Hugh Hewitt writes about the pounding that New York Times editor Bill Keller and Los Angeles Times editor Dean Baquet are absorbing in the public discourse (emphasis mine):
If it was a fight, they’d stop it. The pummeling the not-so-dynamic duo are taking may reveal a reason for the reckless “print everything” strategy: In the old days, the newspapers owned the commentary business. They had no competitors, and the weeklies and monthlies could never catch up with even the most egregious misrepresentations. The papers were beyond reach. No matter what they did, no one could effectively criticize them (i.e. mobilize public opinion against them.)
Now the newspapers –even their biggest guns, the editors-in-chief!– cannot withstand even a half news cycle before their preposterous posturings are shredded.
It erodes a “news” organization’s credibility to be so outclassed so often.
All that newspapers can do to retain a claim for market share is publish secrets that no one else would publish.
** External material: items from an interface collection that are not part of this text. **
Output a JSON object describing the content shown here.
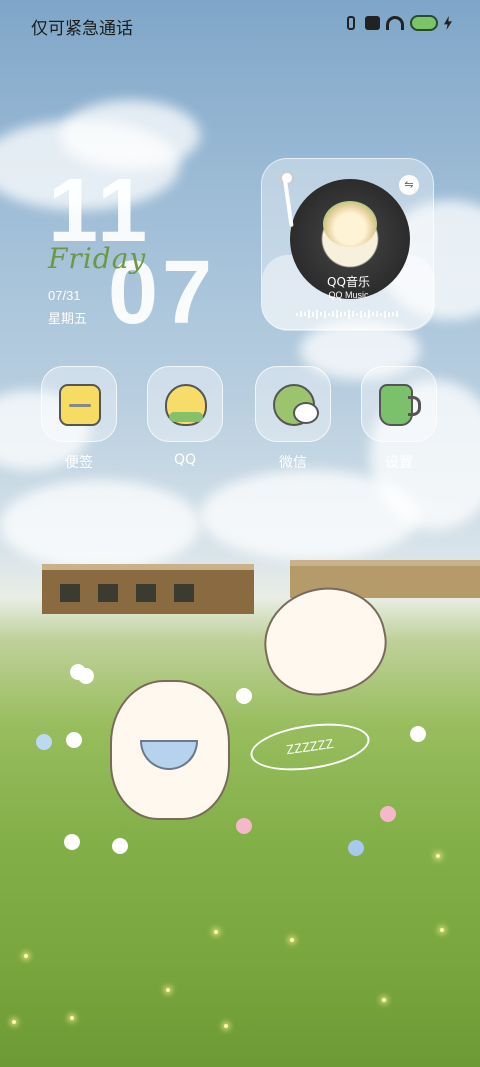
{
  "status_bar": {
    "left_text": "仅可紧急通话",
    "icons": [
      "vibrate-icon",
      "message-icon",
      "wifi-icon",
      "battery-icon",
      "charging-icon"
    ]
  },
  "clock": {
    "hour": "11",
    "minute": "07",
    "day_name": "Friday",
    "date": "07/31",
    "weekday": "星期五"
  },
  "music_widget": {
    "title": "QQ音乐",
    "subtitle": "QQ Music"
  },
  "apps": [
    {
      "label": "便签",
      "icon": "notes-icon"
    },
    {
      "label": "QQ",
      "icon": "qq-icon"
    },
    {
      "label": "微信",
      "icon": "wechat-icon"
    },
    {
      "label": "设置",
      "icon": "settings-icon"
    }
  ],
  "wallpaper": {
    "sleep_text": "ZZZZZZ"
  }
}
But this niche of a niche disgusts more than it attracts.
The instant availability of expertise is what has doomed “journalists.” They can’t defend the indefensible when trios like Althouse/Bainbridge/Macguire saunter up to the keyboard and destroy their pretensions in a few minutes.
If the two editors didn’t so richly deserve the scorn, I’d feel bad for them.